There's someone who talks to you all the time who has the power to change your life. She constantly gives her opinion and comments on everything you do from your job performance and parenting skills to your personal appearance and dreams for the future. If that person has supportive, positive things to say, you can achieve anything you want in life. If she is negative, nagging and critical however, she can destroy you. Who is that someone? It's you.

Self-talk describes the way you talk to yourself. It's that little voice inside your head that says, "You look awesome today," or "I can't believe you wore that out of the house." It's that running commentary that fuels our actions, the way we think about ourselves, how well we function and what we achieve. While many people think they have no control over their self-talk, the fact is, it's almost entirely under your control. That is, if you train your brain to "talk nice."

Follow these five tips for turning negative self-talk into powerful and positive self-talk:

1. Observe what that voice in your head is saying.

Notice if you're spending most of your time saying positive, uplifting things like, "You totally rocked that," or negative, critical things like, "You are so stupid." Jot notes throughout your day on what your inner voice is saying. Then, conduct an inventory. If most of your self-talk is positive, pay attention to any areas that could be improved and keep up the good work. If your self-talk is insulting, critical and mean, it's time to ditch that bad habit.

2. Call a time-out.

Whenever you notice yourself engaging in negative self-talk, stop yourself mid-thought and think, "Stop!" or some other word that puts a hard stop on self-abuse. Maybe your word is, silence, kindness, or even mind your manners. The point is to stand up for yourself and call a truce with your inner-bully.
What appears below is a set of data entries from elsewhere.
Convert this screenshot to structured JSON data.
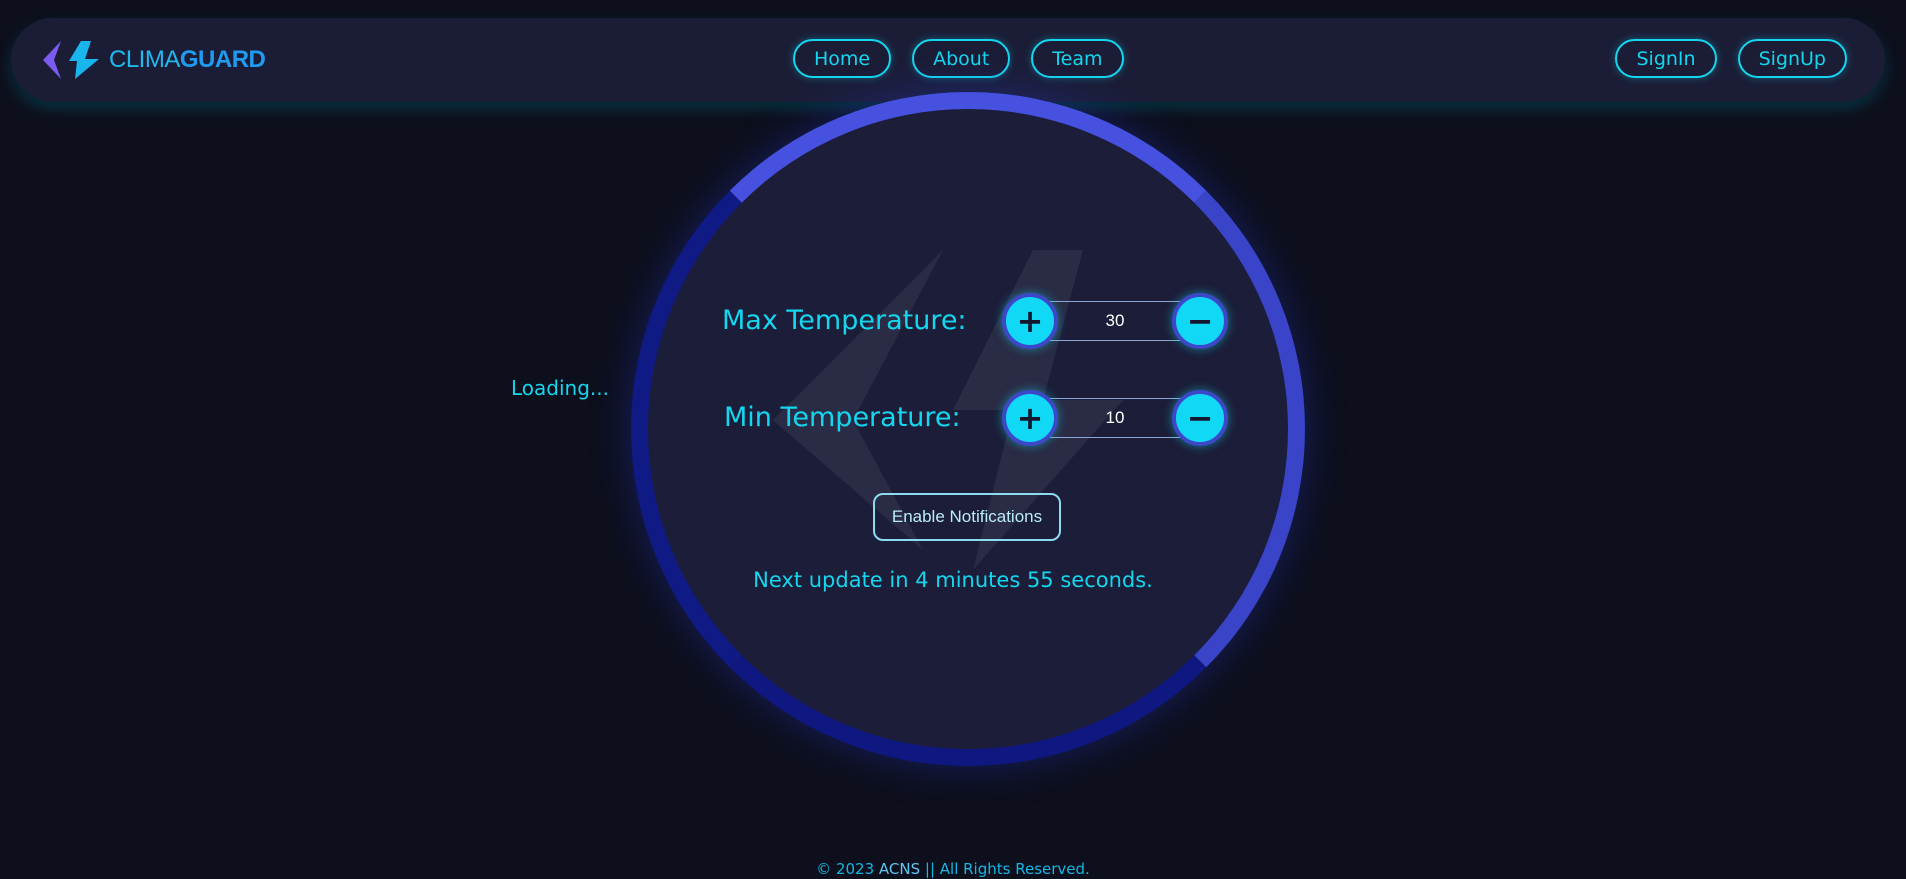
{
  "app": {
    "logo_light": "CLIMA",
    "logo_bold": "GUARD",
    "logo_icon": "chevrons-logo-icon"
  },
  "nav": {
    "center": [
      {
        "label": "Home"
      },
      {
        "label": "About"
      },
      {
        "label": "Team"
      }
    ],
    "right": [
      {
        "label": "SignIn"
      },
      {
        "label": "SignUp"
      }
    ]
  },
  "status": {
    "loading": "Loading..."
  },
  "thermostat": {
    "max": {
      "label": "Max Temperature:",
      "value": "30",
      "plus_icon": "plus-icon",
      "minus_icon": "minus-icon"
    },
    "min": {
      "label": "Min Temperature:",
      "value": "10",
      "plus_icon": "plus-icon",
      "minus_icon": "minus-icon"
    },
    "notify_button": "Enable Notifications",
    "next_update": "Next update in 4 minutes 55 seconds."
  },
  "footer": {
    "prefix": "© 2023 ",
    "brand": "ACNS",
    "suffix": " || All Rights Reserved."
  },
  "colors": {
    "background": "#0d0f1c",
    "panel": "#1c1d38",
    "accent": "#14d6ee",
    "ring": "#3a44cc"
  }
}
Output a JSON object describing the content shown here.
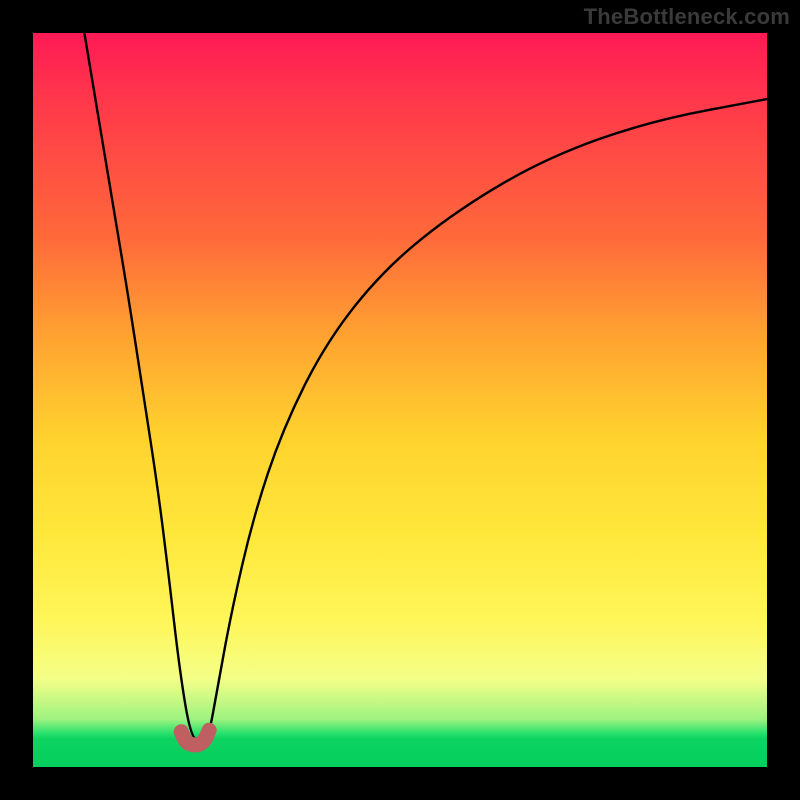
{
  "watermark": "TheBottleneck.com",
  "chart_data": {
    "type": "line",
    "title": "",
    "xlabel": "",
    "ylabel": "",
    "xlim": [
      0,
      100
    ],
    "ylim": [
      0,
      100
    ],
    "series": [
      {
        "name": "bottleneck-curve",
        "x": [
          7,
          9,
          11,
          13,
          15,
          17,
          18.5,
          20,
          21.5,
          23,
          24,
          25,
          27,
          30,
          34,
          40,
          48,
          58,
          70,
          84,
          100
        ],
        "y": [
          100,
          88,
          76,
          64,
          51,
          38,
          26,
          13,
          4,
          3.5,
          4.5,
          10,
          21,
          34,
          46,
          58,
          68,
          76,
          83,
          88,
          91
        ]
      }
    ],
    "markers": [
      {
        "name": "optimal-segment",
        "x": [
          20.2,
          20.8,
          21.7,
          22.6,
          23.4,
          24.0
        ],
        "y": [
          4.8,
          3.4,
          3.0,
          3.0,
          3.6,
          5.0
        ]
      }
    ],
    "colors": {
      "curve": "#000000",
      "marker": "#c06060",
      "gradient_top": "#ff1a55",
      "gradient_mid": "#ffe73a",
      "gradient_bottom": "#05cf5d"
    }
  }
}
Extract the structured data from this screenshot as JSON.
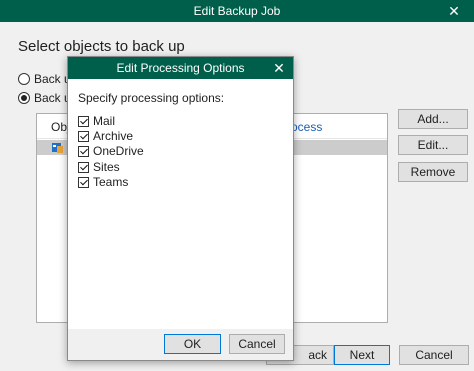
{
  "window": {
    "title": "Edit Backup Job",
    "close_glyph": "✕"
  },
  "main": {
    "heading": "Select objects to back up",
    "radio1": "Back up",
    "radio2": "Back up",
    "col_objects": "Obje",
    "col_processing": "ocess",
    "row_processing": "l",
    "buttons": {
      "add": "Add...",
      "edit": "Edit...",
      "remove": "Remove"
    }
  },
  "footer": {
    "back": "ack",
    "next": "Next",
    "cancel": "Cancel"
  },
  "dialog": {
    "title": "Edit Processing Options",
    "close_glyph": "✕",
    "label": "Specify processing options:",
    "options": [
      {
        "label": "Mail",
        "checked": true
      },
      {
        "label": "Archive",
        "checked": true
      },
      {
        "label": "OneDrive",
        "checked": true
      },
      {
        "label": "Sites",
        "checked": true
      },
      {
        "label": "Teams",
        "checked": true
      }
    ],
    "ok": "OK",
    "cancel": "Cancel"
  },
  "colors": {
    "titlebar": "#005f4b",
    "link": "#1a5fb4",
    "selected_row": "#cccccc"
  },
  "icons": {
    "org": "office365-organization-icon"
  }
}
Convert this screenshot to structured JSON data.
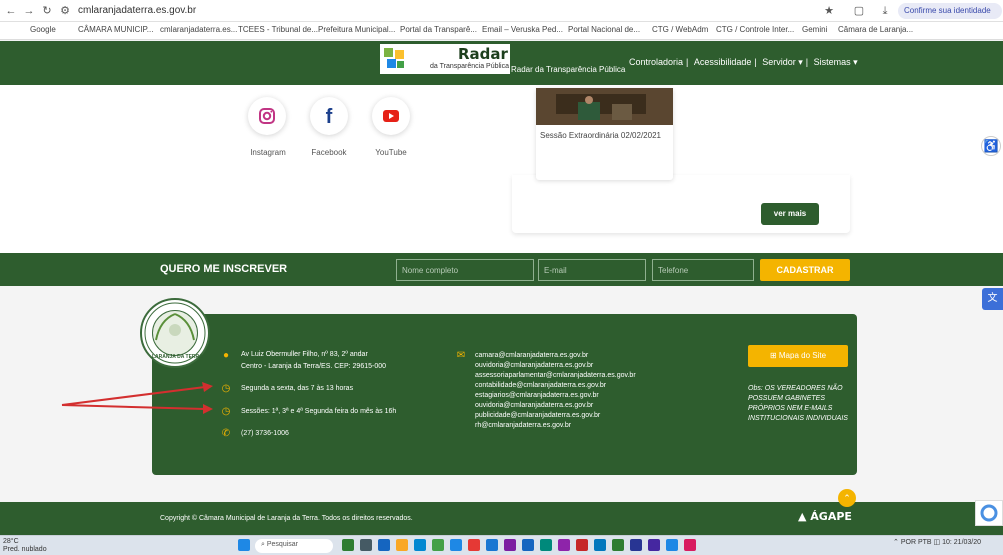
{
  "browser": {
    "url": "cmlaranjadaterra.es.gov.br",
    "identity_label": "Confirme sua identidade",
    "bookmarks": [
      "Google",
      "CÂMARA MUNICIP...",
      "cmlaranjadaterra.es...",
      "TCEES - Tribunal de...",
      "Prefeitura Municipal...",
      "Portal da Transparê...",
      "Email – Veruska Ped...",
      "Portal Nacional de...",
      "CTG / WebAdm",
      "CTG / Controle Inter...",
      "Gemini",
      "Câmara de Laranja..."
    ]
  },
  "site_nav": {
    "logo_title": "Radar",
    "logo_subtitle": "da Transparência Pública",
    "radar_text": "Radar da Transparência Pública",
    "menu": [
      "Controladoria",
      "Acessibilidade",
      "Servidor ▾",
      "Sistemas ▾"
    ]
  },
  "social": [
    {
      "label": "Instagram",
      "icon": "instagram-icon",
      "color": "#c13584"
    },
    {
      "label": "Facebook",
      "icon": "facebook-icon",
      "color": "#1b3f8c"
    },
    {
      "label": "YouTube",
      "icon": "youtube-icon",
      "color": "#e62117"
    }
  ],
  "session_card": {
    "caption": "Sessão Extraordinária 02/02/2021"
  },
  "ver_mais_label": "ver mais",
  "subscribe": {
    "title": "QUERO ME INSCREVER",
    "name_placeholder": "Nome completo",
    "email_placeholder": "E-mail",
    "phone_placeholder": "Telefone",
    "button_label": "CADASTRAR"
  },
  "footer": {
    "seal_text": "LARANJA DA TERRA",
    "address_line1": "Av Luiz Obermuller Filho, nº 83, 2º andar",
    "address_line2": "Centro - Laranja da Terra/ES. CEP: 29615-000",
    "hours": "Segunda a sexta, das 7 às 13 horas",
    "sessions": "Sessões: 1ª, 3ª e 4ª Segunda feira do mês às 16h",
    "phone": "(27) 3736-1006",
    "emails": [
      "camara@cmlaranjadaterra.es.gov.br",
      "ouvidoria@cmlaranjadaterra.es.gov.br",
      "assessoriaparlamentar@cmlaranjadaterra.es.gov.br",
      "contabilidade@cmlaranjadaterra.es.gov.br",
      "estagiarios@cmlaranjadaterra.es.gov.br",
      "ouvidoria@cmlaranjadaterra.es.gov.br",
      "publicidade@cmlaranjadaterra.es.gov.br",
      "rh@cmlaranjadaterra.es.gov.br"
    ],
    "sitemap_label": "Mapa do Site",
    "obs": "Obs: OS VEREADORES NÃO POSSUEM GABINETES PRÓPRIOS NEM E-MAILS INSTITUCIONAIS INDIVIDUAIS"
  },
  "copyright": {
    "text": "Copyright © Câmara Municipal de Laranja da Terra. Todos os direitos reservados.",
    "brand": "ÁGAPE"
  },
  "taskbar": {
    "weather_temp": "28°C",
    "weather_desc": "Pred. nublado",
    "search_placeholder": "Pesquisar",
    "lang": "POR PTB",
    "time": "10:",
    "date": "21/03/20"
  },
  "colors": {
    "brand_green": "#2e5d2e",
    "accent_yellow": "#f4b400",
    "annotation_red": "#d32f2f"
  }
}
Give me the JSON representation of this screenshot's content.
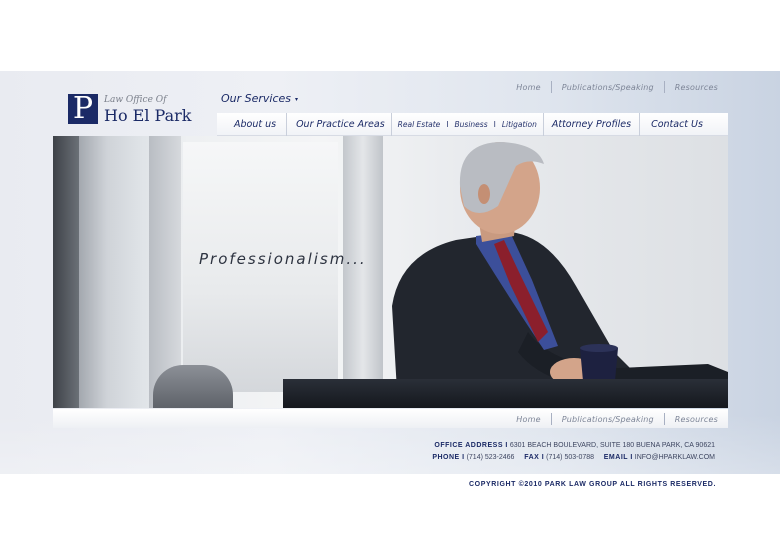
{
  "top_links": [
    "Home",
    "Publications/Speaking",
    "Resources"
  ],
  "logo": {
    "mark": "P",
    "small": "Law Office Of",
    "name": "Ho El Park"
  },
  "services": {
    "label": "Our Services",
    "caret": "▾"
  },
  "nav": {
    "about": "About us",
    "practice": "Our Practice Areas",
    "real_estate": "Real Estate",
    "business": "Business",
    "litigation": "Litigation",
    "pipe": "I",
    "attorney": "Attorney Profiles",
    "contact": "Contact Us"
  },
  "hero": {
    "tagline": "Professionalism..."
  },
  "bottom_links": [
    "Home",
    "Publications/Speaking",
    "Resources"
  ],
  "contact": {
    "address_label": "OFFICE ADDRESS I",
    "address": "6301 BEACH BOULEVARD, SUITE 180 BUENA PARK, CA  90621",
    "phone_label": "PHONE I",
    "phone": "(714) 523-2466",
    "fax_label": "FAX I",
    "fax": "(714) 503-0788",
    "email_label": "EMAIL I",
    "email": "INFO@HPARKLAW.COM"
  },
  "copyright": "COPYRIGHT ©2010 PARK LAW GROUP  ALL RIGHTS RESERVED.",
  "colors": {
    "brand_navy": "#1b2a66",
    "link_gray": "#7d8597"
  }
}
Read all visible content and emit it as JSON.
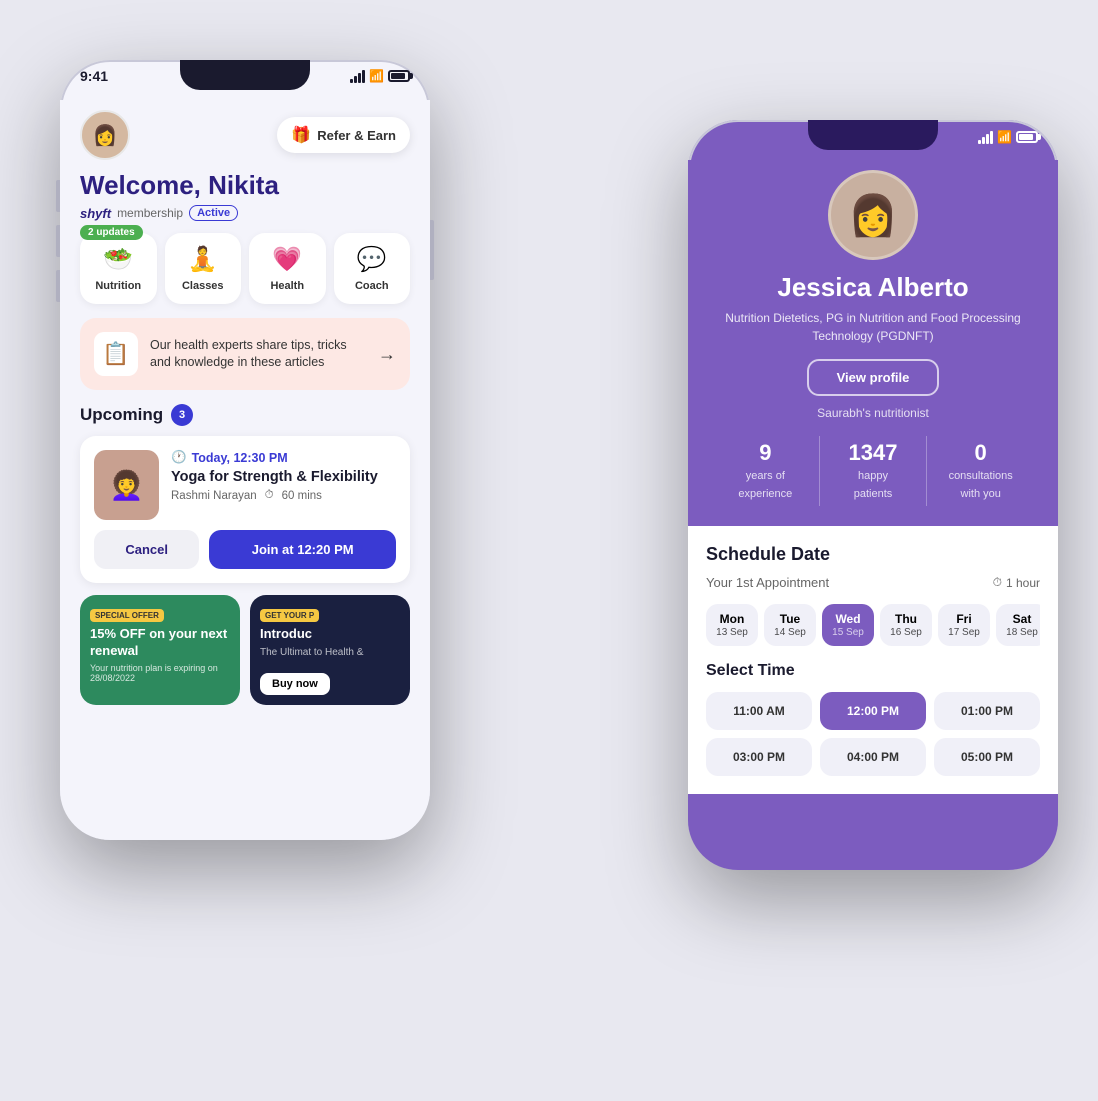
{
  "left_phone": {
    "status_time": "9:41",
    "welcome": "Welcome, Nikita",
    "shyft_label": "shyft",
    "membership_label": "membership",
    "active_label": "Active",
    "updates_badge": "2 updates",
    "categories": [
      {
        "id": "nutrition",
        "label": "Nutrition",
        "icon": "🥗"
      },
      {
        "id": "classes",
        "label": "Classes",
        "icon": "🧘"
      },
      {
        "id": "health",
        "label": "Health",
        "icon": "💗"
      },
      {
        "id": "coach",
        "label": "Coach",
        "icon": "💬"
      }
    ],
    "refer_earn": "Refer & Earn",
    "article": {
      "text": "Our health experts share tips, tricks and knowledge in these articles"
    },
    "upcoming_label": "Upcoming",
    "upcoming_count": "3",
    "session": {
      "time": "Today, 12:30 PM",
      "title": "Yoga for Strength & Flexibility",
      "instructor": "Rashmi Narayan",
      "duration": "60 mins",
      "cancel_label": "Cancel",
      "join_label": "Join at 12:20 PM"
    },
    "promo1": {
      "badge": "SPECIAL OFFER",
      "title": "15% OFF on your next renewal",
      "sub": "Your nutrition plan is expiring on 28/08/2022"
    },
    "promo2": {
      "badge": "GET YOUR P",
      "title": "Introduc",
      "sub": "The Ultimat to Health &"
    }
  },
  "right_phone": {
    "status_time": "",
    "coach_name": "Jessica Alberto",
    "coach_credentials": "Nutrition Dietetics, PG in Nutrition and Food\nProcessing Technology (PGDNFT)",
    "view_profile": "View profile",
    "nutritionist_of": "Saurabh's nutritionist",
    "stats": [
      {
        "num": "9",
        "label": "years of\nexperience"
      },
      {
        "num": "1347",
        "label": "happy\npatients"
      },
      {
        "num": "0",
        "label": "consultations\nwith you"
      }
    ],
    "schedule_title": "ate",
    "appointment_label": "Your 1st Appointment",
    "duration_label": "1 hour",
    "dates": [
      {
        "day": "Mon",
        "date": "13 Sep",
        "active": false
      },
      {
        "day": "Tue",
        "date": "14 Sep",
        "active": false
      },
      {
        "day": "Wed",
        "date": "15 Sep",
        "active": true
      },
      {
        "day": "Thu",
        "date": "16 Sep",
        "active": false
      },
      {
        "day": "Fri",
        "date": "17 Sep",
        "active": false
      },
      {
        "day": "Sat",
        "date": "18 Sep",
        "active": false
      }
    ],
    "time_section": "ime",
    "times": [
      {
        "label": "11:00 AM",
        "active": false
      },
      {
        "label": "12:00 PM",
        "active": true
      },
      {
        "label": "01:00 PM",
        "active": false
      },
      {
        "label": "03:00 PM",
        "active": false
      },
      {
        "label": "04:00 PM",
        "active": false
      },
      {
        "label": "05:00 PM",
        "active": false
      }
    ]
  }
}
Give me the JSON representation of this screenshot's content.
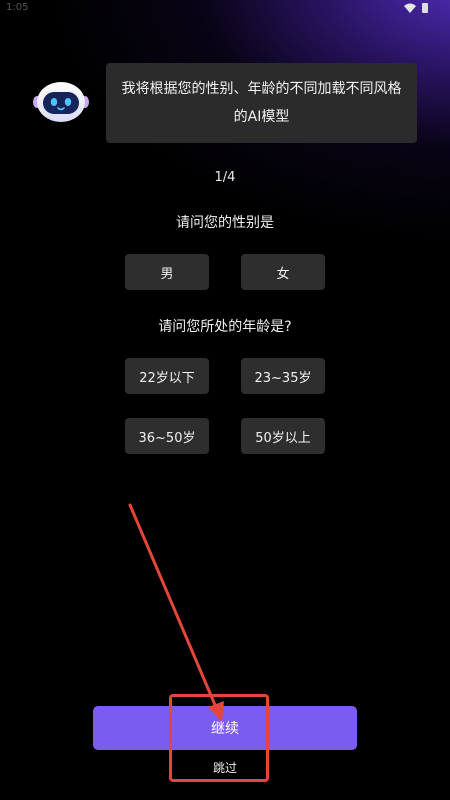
{
  "status_bar": {
    "time": "1:05",
    "icons": [
      "wifi-icon",
      "battery-icon"
    ]
  },
  "assistant": {
    "avatar_icon": "robot-icon",
    "message": "我将根据您的性别、年龄的不同加载不同风格的AI模型"
  },
  "step_indicator": "1/4",
  "gender_question": {
    "label": "请问您的性别是",
    "options": [
      "男",
      "女"
    ]
  },
  "age_question": {
    "label": "请问您所处的年龄是?",
    "options": [
      "22岁以下",
      "23~35岁",
      "36~50岁",
      "50岁以上"
    ]
  },
  "actions": {
    "continue_label": "继续",
    "skip_label": "跳过"
  },
  "colors": {
    "accent": "#7b5cf0",
    "annotation": "#e4473a",
    "option_bg": "#2e2e2e",
    "bubble_bg": "#2b2b2b"
  }
}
3. Label your thoughts.

Some negative self-talk can be useful, as long as it's not self-destructive. For instance, if you realize you've made a mistake and catch yourself saying, "Dude, you blew it," grab that thought and label it "mistake." In this example, "you blew it," sends a signal that you need to amend a mistake. If you catch yourself saying, "nothing good ever happens to me," label that "pity" and ask yourself why you're feeling so sorry for yourself. Whether it's a "mistake" or "pity," find a way to amend the problem rather than let negative self-talk bring you down.

4. Shift direction.

Whenever you catch yourself engaging in mean self-talk and after you've put a stop to it, turn that thought around and say something compassionate and kind. For example, when you catch yourself thinking, "You just made a fool of yourself," say, "Stop," then reframe that thought to: "Not your best moment, but you did just fine." No need to go over the top or be insincere, but you do need to be kind, compassionate, and polite. Talk to yourself the way you would your best friend. LeslieBeth Wish, psychologist and author of Smart Relationships asks, "If your friend told you she uses the same negative words about herself, how would you respond? What encouraging tips would you give her? Now use this advice to your friend for yourself!" She says this technique works because we are often blind to our own issues. We tend to see them better when they are—or appear—to be happening to someone else.

5. Give compliments.

Start your day by looking in the mirror and paying yourself a compliment. Look yourself right in your eyes and say, "Looking good, my friend" or "you are so amazing, you're about to create your best day ever." Then, pepper your day with self-compliments and mini-motivational lectures that keep your spirits high.

Once you've trained your brain to be nice to yourself, go further and train yourself to dream big, think grand thoughts and provide yourself all the praise, encouragement and support you need to make those dreams come true. As Dale Carnegie once said, "It isn't what you have, or who you are, or where you are, or what you are doing that makes you happy or unhappy. It is what you think about."

LeslieBeth Wish, EDD, MSS, reviewed this article.